Exercise actually helps the body use insulin better, and a new study suggests that regular exercise alone cuts pre-diabetes risk.9 And if you’re really serious about controlling your blood sugar and weight, it’s essential to eat an “insulin smart” or low-carb diet.
How safe is Banaba?
Prescribed diabetes treatments may produce side effects or low blood sugar, but there are no known negative side effects associated with Banaba extract at suggested doses. It does produce the positive effects of lowering trigyceride and LDL cholesterol, which aid in weight loss!
Although doses of Banaba extract as low as 48 mg per day are effective in reducing blood glucose and insulin levels in humans, much higher doses have been used in animal studies, resulting in significant weight loss. For best results, begin with 100 mg daily and slowly increase the dosage to 100 mg three times daily with meals.
- American Diabetes Association, http://www.diabetes.org/diabetes-statistics/national-diabetes-fact-sheet.jsp (29 July 2004)
- Hattori K, Sukenobu N, Sasaki T, Takasuga S, Hayashi T, Kasai R, Yamasaki K, Hazeki O. Activation of insulin receptors by lagerstroemin. J Pharmacol Sci. 2003 Sep;93(1):69-73.
- Suzuki Y, Unno T, Ushitani M, Hayashi K, Kakuda T. “Antiobesity activity of extracts from Lagerstroemia speciosa L. leaves on female KK-Ay mice.” J Nutr Sci Vitaminol (Tokyo) 1999 Dec;45(6):791-5.
- Liu F, Kim J, Li Y, Liu X, Li J, Chen X. An extract of Lagerstroemia speciosa L. has insulin-like glucose uptake-stimulatory and adipocyte differentiation-inhibitory activities in 3T3-L1 cells. J Nutr. 2001 Sep;131(9):2242-7.
- Hayashi T, Maruyama H, Kasai R, Hattori K, Takasuga S, Hazeki O, Yamasaki K, Tanaka T. Ellagitannins from Lagerstroemia speciosa as activators of glucose transport in fat cells. Planta Med. 2002 Feb;68(2):173-5.
- Hosoyama H, Sugimoto A, Suzuki Y, Sakane I, Kakuda T. [Isolation and quantitative analysis of the alpha-amylase inhibitor in Lagerstroemia speciosa (L.) Pers. (Banaba)] Yakugaku Zasshi. 2003 Jul;123(7):599-605. [Article in Japanese]
- Kakuda T, Sakane I, Takihara T, Ozaki Y, Takeuchi H, Kuroyanagi M. Hypoglycemic effect of extracts from Lagerstroemia speciosa L. leaves in genetically diabetic KK-AY mice. Biosci Biotechnol Biochem. 1996 Feb;60(2):204-8.
- Judy WV, Hari SP, Stogsdill WW, Judy JS, Naguib YM, Passwater R. Antidiabetic activity of a standardized extract (Glucosol) from Lagerstroemia speciosa leaves in Type II diabetics.
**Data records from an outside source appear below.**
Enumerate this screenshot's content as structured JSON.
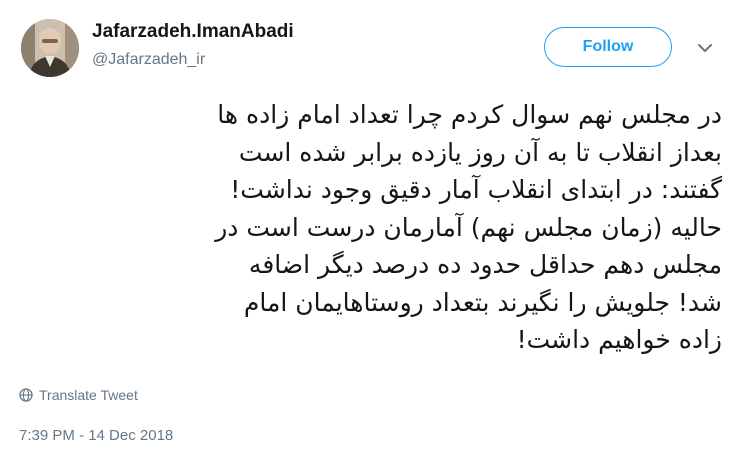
{
  "author": {
    "display_name": "Jafarzadeh.ImanAbadi",
    "handle": "@Jafarzadeh_ir"
  },
  "follow_button": {
    "label": "Follow"
  },
  "tweet": {
    "lines": [
      "در مجلس نهم سوال کردم چرا تعداد امام زاده ها",
      "بعداز انقلاب تا به آن روز یازده برابر شده است",
      "گفتند: در ابتدای انقلاب آمار دقیق وجود نداشت!",
      "حالیه (زمان مجلس نهم) آمارمان درست است در",
      "مجلس دهم حداقل حدود ده درصد دیگر اضافه",
      "شد! جلویش را نگیرند بتعداد روستاهایمان امام",
      "زاده خواهیم داشت!"
    ],
    "translate_label": "Translate Tweet",
    "timestamp": "7:39 PM - 14 Dec 2018"
  },
  "icons": {
    "avatar": "profile-photo",
    "chevron": "chevron-down-icon",
    "translate": "globe-icon"
  },
  "colors": {
    "accent": "#1da1f2",
    "text": "#14171a",
    "secondary": "#657786"
  }
}
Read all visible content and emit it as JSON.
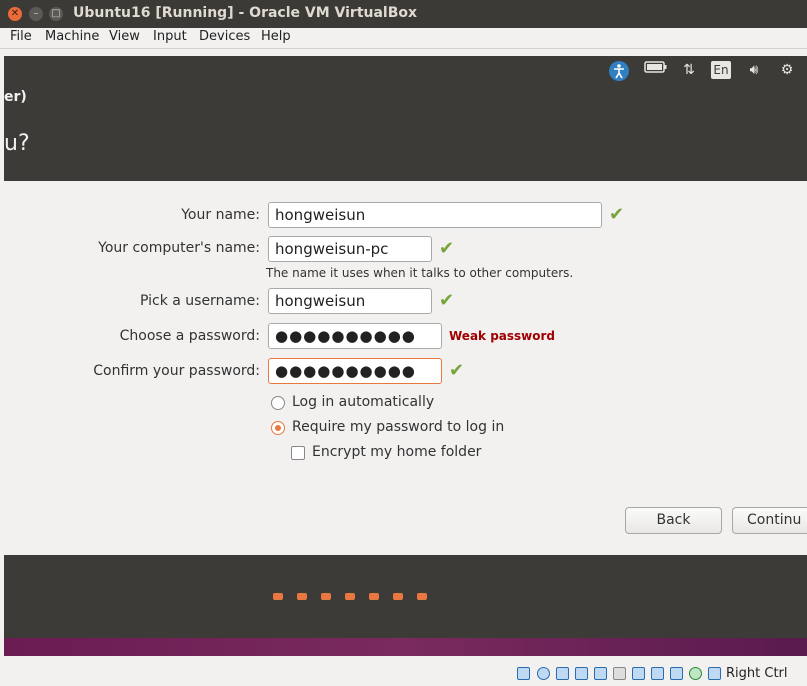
{
  "window": {
    "title": "Ubuntu16 [Running] - Oracle VM VirtualBox"
  },
  "menu": [
    "File",
    "Machine",
    "View",
    "Input",
    "Devices",
    "Help"
  ],
  "tray": {
    "language": "En"
  },
  "header": {
    "subtitle_fragment": "er)",
    "title_fragment": "u?"
  },
  "form": {
    "name_label": "Your name:",
    "name_value": "hongweisun",
    "computer_label": "Your computer's name:",
    "computer_value": "hongweisun-pc",
    "computer_hint": "The name it uses when it talks to other computers.",
    "username_label": "Pick a username:",
    "username_value": "hongweisun",
    "password_label": "Choose a password:",
    "password_value": "●●●●●●●●●●",
    "password_strength": "Weak password",
    "confirm_label": "Confirm your password:",
    "confirm_value": "●●●●●●●●●●",
    "login_auto": "Log in automatically",
    "login_require": "Require my password to log in",
    "encrypt_home": "Encrypt my home folder"
  },
  "buttons": {
    "back": "Back",
    "continue": "Continu"
  },
  "statusbar": {
    "host_key": "Right Ctrl"
  },
  "colors": {
    "accent": "#e8783f",
    "check": "#77a53a",
    "dark": "#3c3b37"
  }
}
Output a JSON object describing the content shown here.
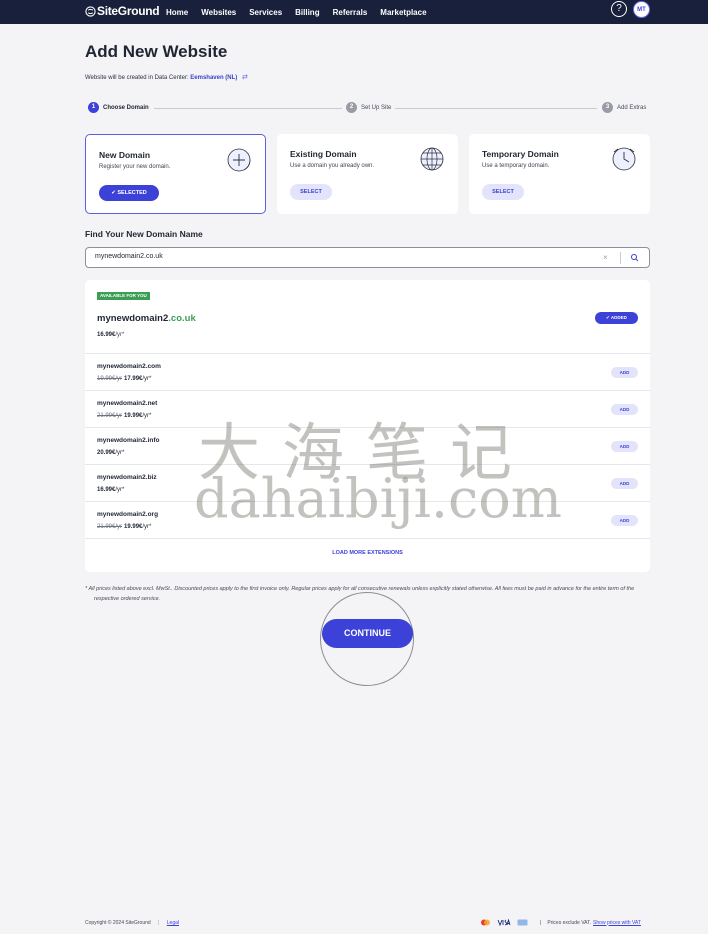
{
  "brand": {
    "name": "SiteGround"
  },
  "nav": {
    "items": [
      {
        "label": "Home"
      },
      {
        "label": "Websites"
      },
      {
        "label": "Services"
      },
      {
        "label": "Billing"
      },
      {
        "label": "Referrals"
      },
      {
        "label": "Marketplace"
      }
    ],
    "help": "?",
    "avatar": "MT"
  },
  "page": {
    "title": "Add New Website",
    "dc_prefix": "Website will be created in Data Center:",
    "dc_name": "Eemshaven (NL)"
  },
  "stepper": [
    {
      "num": "1",
      "label": "Choose Domain"
    },
    {
      "num": "2",
      "label": "Set Up Site"
    },
    {
      "num": "3",
      "label": "Add Extras"
    }
  ],
  "cards": [
    {
      "title": "New Domain",
      "desc": "Register your new domain.",
      "button": "SELECTED",
      "icon": "plus-circle-icon"
    },
    {
      "title": "Existing Domain",
      "desc": "Use a domain you already own.",
      "button": "SELECT",
      "icon": "globe-icon"
    },
    {
      "title": "Temporary Domain",
      "desc": "Use a temporary domain.",
      "button": "SELECT",
      "icon": "clock-globe-icon"
    }
  ],
  "search": {
    "section_title": "Find Your New Domain Name",
    "value": "mynewdomain2.co.uk",
    "clear": "×"
  },
  "featured": {
    "badge": "AVAILABLE FOR YOU",
    "name_base": "mynewdomain2",
    "name_tld": ".co.uk",
    "price": "16.99€",
    "unit": "/yr*",
    "button": "ADDED"
  },
  "domains": [
    {
      "name": "mynewdomain2.com",
      "old": "19.99€/yr",
      "price": "17.99€",
      "unit": "/yr*",
      "button": "ADD"
    },
    {
      "name": "mynewdomain2.net",
      "old": "21.99€/yr",
      "price": "19.99€",
      "unit": "/yr*",
      "button": "ADD"
    },
    {
      "name": "mynewdomain2.info",
      "old": "",
      "price": "20.99€",
      "unit": "/yr*",
      "button": "ADD"
    },
    {
      "name": "mynewdomain2.biz",
      "old": "",
      "price": "16.99€",
      "unit": "/yr*",
      "button": "ADD"
    },
    {
      "name": "mynewdomain2.org",
      "old": "21.99€/yr",
      "price": "19.99€",
      "unit": "/yr*",
      "button": "ADD"
    }
  ],
  "load_more": "LOAD MORE EXTENSIONS",
  "disclaimer": "* All prices listed above excl. MwSt.. Discounted prices apply to the first invoice only. Regular prices apply for all consecutive renewals unless explicitly stated otherwise. All fees must be paid in advance for the entire term of the respective ordered service.",
  "continue": "CONTINUE",
  "watermark": {
    "cn": "大海笔记",
    "en": "dahaibiji.com"
  },
  "footer": {
    "copyright": "Copyright © 2024 SiteGround",
    "separator": "|",
    "legal": "Legal",
    "prices_note": "Prices exclude VAT.",
    "vat_link": "Show prices with VAT"
  },
  "colors": {
    "accent": "#3c41d8",
    "nav_bg": "#18203b",
    "success": "#3a9e55"
  }
}
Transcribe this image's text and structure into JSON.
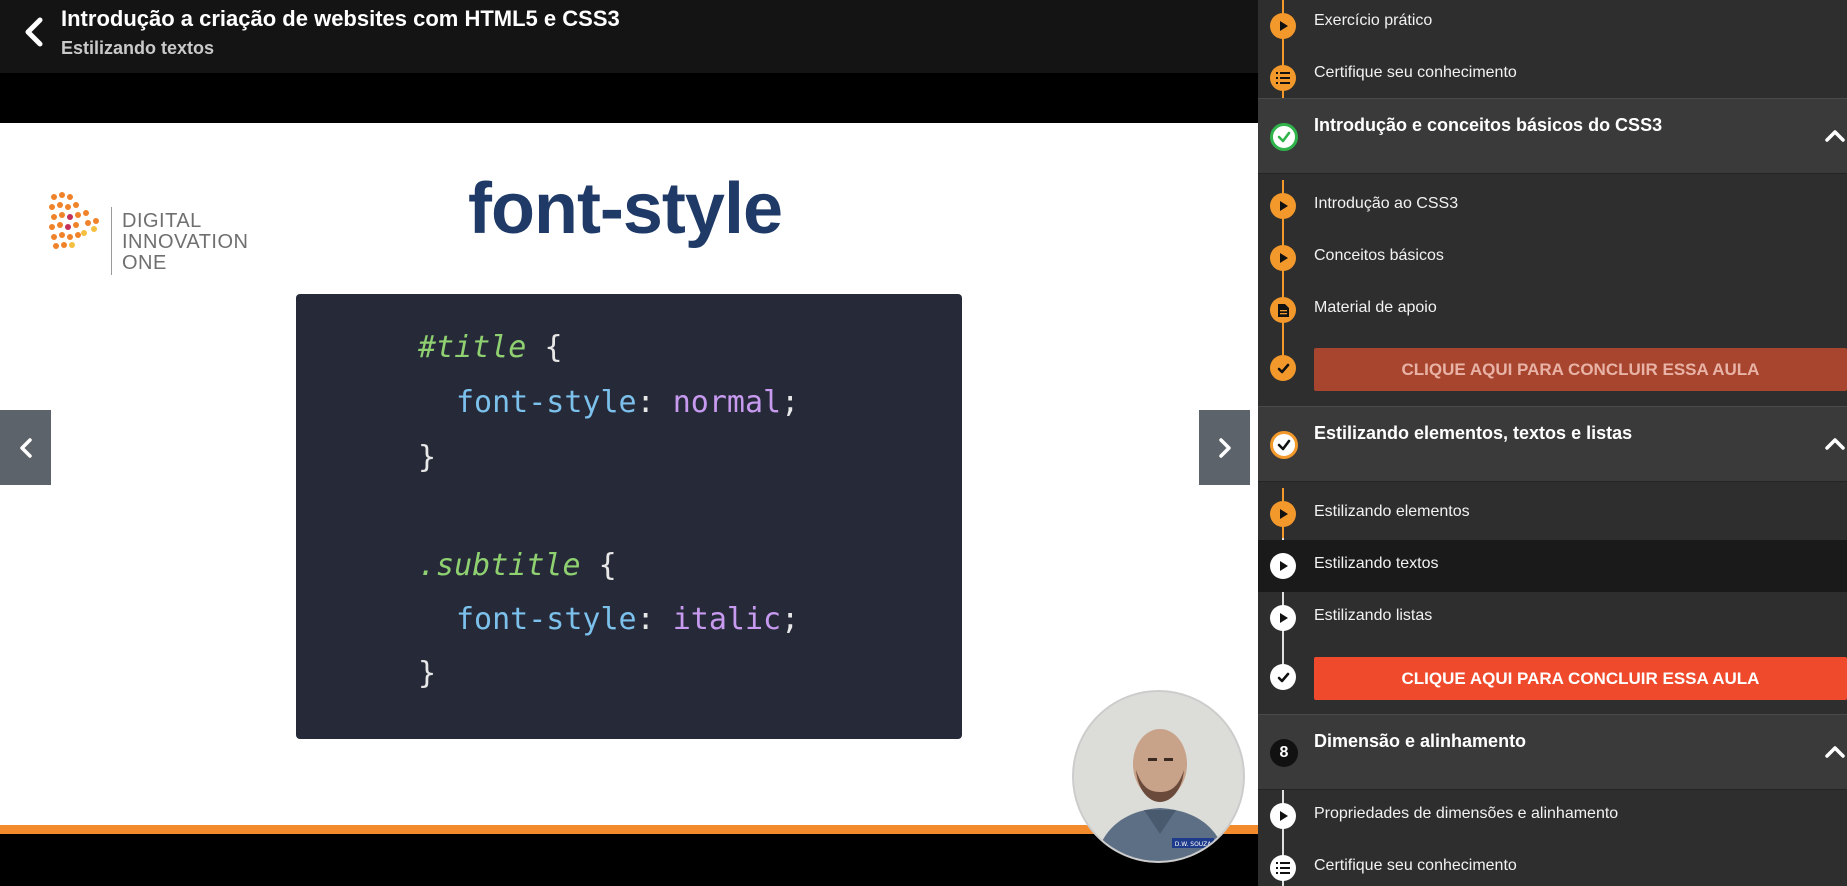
{
  "header": {
    "course_title": "Introdução a criação de websites com HTML5 e CSS3",
    "lesson_subtitle": "Estilizando textos"
  },
  "slide": {
    "logo_lines": [
      "DIGITAL",
      "INNOVATION",
      "ONE"
    ],
    "title": "font-style",
    "code": {
      "sel1": "#title",
      "brace_open": "{",
      "prop": "font-style",
      "colon": ":",
      "val1": "normal",
      "semicolon": ";",
      "brace_close": "}",
      "sel2": ".subtitle",
      "val2": "italic"
    },
    "webcam_badge": "D.W. SOUZA"
  },
  "sidebar": {
    "top_items": [
      {
        "label": "Exercício prático",
        "icon": "play-icon"
      },
      {
        "label": "Certifique seu conhecimento",
        "icon": "list-icon"
      }
    ],
    "sections": [
      {
        "title": "Introdução e conceitos básicos do CSS3",
        "status": "completed",
        "items": [
          {
            "label": "Introdução ao CSS3",
            "icon": "play-icon"
          },
          {
            "label": "Conceitos básicos",
            "icon": "play-icon"
          },
          {
            "label": "Material de apoio",
            "icon": "document-icon"
          }
        ],
        "conclude_label": "CLIQUE AQUI PARA CONCLUIR ESSA AULA"
      },
      {
        "title": "Estilizando elementos, textos e listas",
        "status": "in-progress",
        "items": [
          {
            "label": "Estilizando elementos",
            "icon": "play-icon"
          },
          {
            "label": "Estilizando textos",
            "icon": "play-icon",
            "active": true
          },
          {
            "label": "Estilizando listas",
            "icon": "play-icon"
          }
        ],
        "conclude_label": "CLIQUE AQUI PARA CONCLUIR ESSA AULA"
      },
      {
        "title": "Dimensão e alinhamento",
        "number": "8",
        "items": [
          {
            "label": "Propriedades de dimensões e alinhamento",
            "icon": "play-icon"
          },
          {
            "label": "Certifique seu conhecimento",
            "icon": "list-icon"
          }
        ]
      }
    ]
  },
  "colors": {
    "accent_orange": "#f3992c",
    "conclude_active": "#f04a2d",
    "slide_title": "#1f3a67"
  }
}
A dose-dependence study. J Ethnopharmacol. 2003 Jul;87(1):115-7.
- American Diabetes Association, Inc. “Physical Activity/Exercise and Diabetes Mellitus.” Diabetes Care, 2003, vol. 26, no. 3